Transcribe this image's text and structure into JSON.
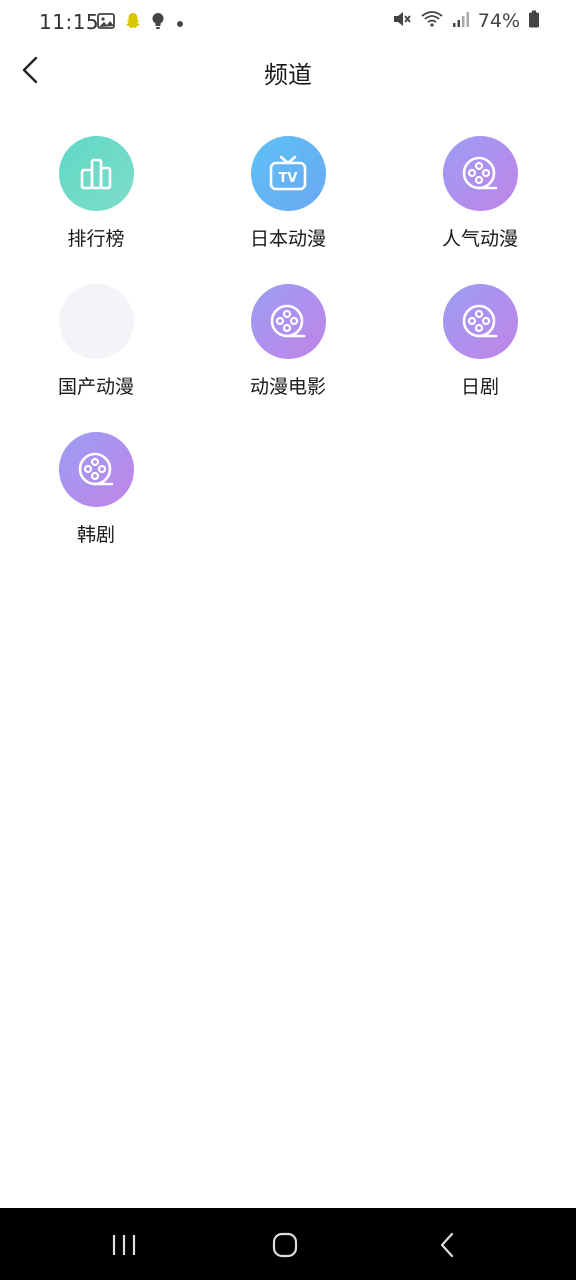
{
  "status_bar": {
    "time": "11:15",
    "battery": "74%"
  },
  "header": {
    "title": "频道"
  },
  "channels": [
    {
      "label": "排行榜",
      "icon": "bar-chart-icon",
      "color": "teal"
    },
    {
      "label": "日本动漫",
      "icon": "tv-icon",
      "color": "blue"
    },
    {
      "label": "人气动漫",
      "icon": "film-reel-icon",
      "color": "purple"
    },
    {
      "label": "国产动漫",
      "icon": "",
      "color": "empty"
    },
    {
      "label": "动漫电影",
      "icon": "film-reel-icon",
      "color": "purple"
    },
    {
      "label": "日剧",
      "icon": "film-reel-icon",
      "color": "purple"
    },
    {
      "label": "韩剧",
      "icon": "film-reel-icon",
      "color": "purple"
    }
  ],
  "colors": {
    "teal": "#5fd9c6",
    "blue": "#5ec1f4",
    "purple": "#ae90ee",
    "empty": "#f3f3f8"
  }
}
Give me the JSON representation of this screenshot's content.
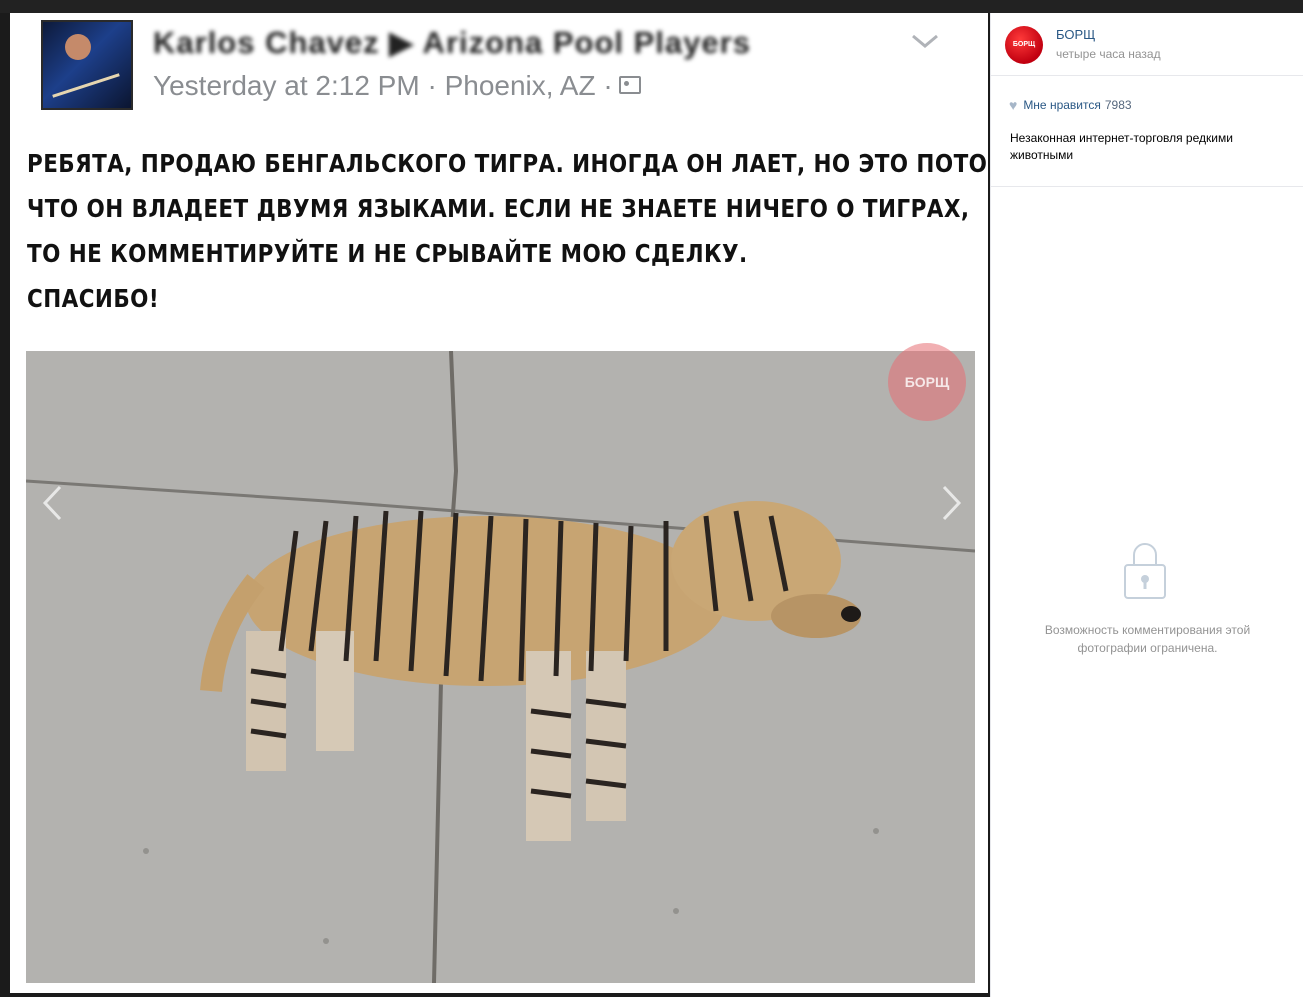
{
  "post": {
    "author_name": "Karlos Chavez ▶ Arizona Pool Players",
    "meta": "Yesterday at 2:12 PM · Phoenix, AZ ·",
    "text_lines": [
      "РЕБЯТА, ПРОДАЮ БЕНГАЛЬСКОГО ТИГРА. ИНОГДА ОН ЛАЕТ, НО ЭТО ПОТОМУ,",
      "ЧТО ОН ВЛАДЕЕТ ДВУМЯ ЯЗЫКАМИ. ЕСЛИ НЕ ЗНАЕТЕ НИЧЕГО О ТИГРАХ,",
      "ТО НЕ КОММЕНТИРУЙТЕ И НЕ СРЫВАЙТЕ МОЮ СДЕЛКУ.",
      "СПАСИБО!"
    ],
    "watermark": "БОРЩ"
  },
  "sidebar": {
    "group_logo_text": "БОРЩ",
    "group_name": "БОРЩ",
    "post_time": "четыре часа назад",
    "likes_label": "Мне нравится",
    "likes_count": "7983",
    "caption": "Незаконная интернет-торговля редкими животными",
    "restricted_text": "Возможность комментирования этой фотографии ограничена."
  },
  "icons": {
    "chevron": "chevron-down-icon",
    "privacy": "friends-icon",
    "heart": "heart-icon",
    "lock": "lock-icon",
    "prev": "chevron-left-icon",
    "next": "chevron-right-icon"
  },
  "colors": {
    "link": "#2a5885",
    "muted": "#939393",
    "brand_red": "#c10010"
  }
}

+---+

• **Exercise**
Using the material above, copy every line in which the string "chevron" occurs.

• **Worked solution**
    "chevron": "chevron-down-icon",
    "prev": "chevron-left-icon",
    "next": "chevron-right-icon"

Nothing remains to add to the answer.